◆ Work instructions:
Copy each line of the listing where the word "label" can be found.

##### Supplied material

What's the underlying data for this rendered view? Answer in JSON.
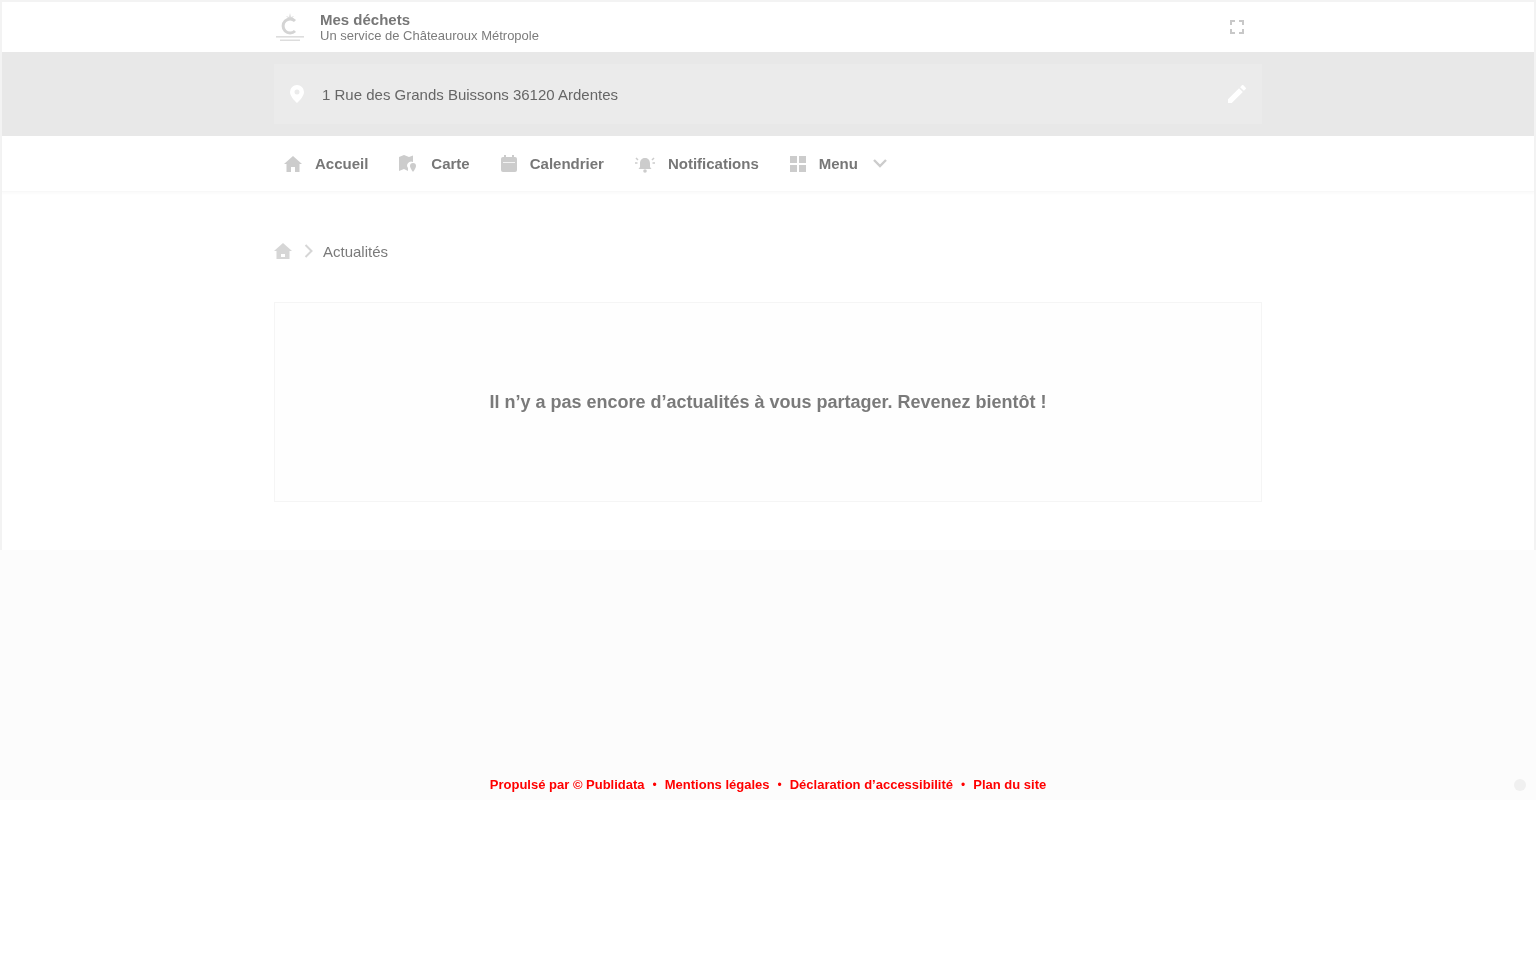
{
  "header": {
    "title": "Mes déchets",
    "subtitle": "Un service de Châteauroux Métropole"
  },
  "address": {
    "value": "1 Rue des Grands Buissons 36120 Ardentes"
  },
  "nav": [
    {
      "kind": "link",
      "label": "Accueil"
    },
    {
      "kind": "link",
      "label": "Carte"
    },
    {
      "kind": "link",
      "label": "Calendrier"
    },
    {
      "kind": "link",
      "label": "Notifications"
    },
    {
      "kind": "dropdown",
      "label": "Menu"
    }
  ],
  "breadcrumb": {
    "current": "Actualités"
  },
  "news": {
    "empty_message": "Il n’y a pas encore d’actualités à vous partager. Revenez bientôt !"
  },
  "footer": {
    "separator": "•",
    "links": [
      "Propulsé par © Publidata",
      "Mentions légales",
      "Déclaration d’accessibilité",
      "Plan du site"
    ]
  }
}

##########

◆ Result:
      "label": "Accueil"
      "label": "Carte"
      "label": "Calendrier"
      "label": "Notifications"
      "label": "Menu"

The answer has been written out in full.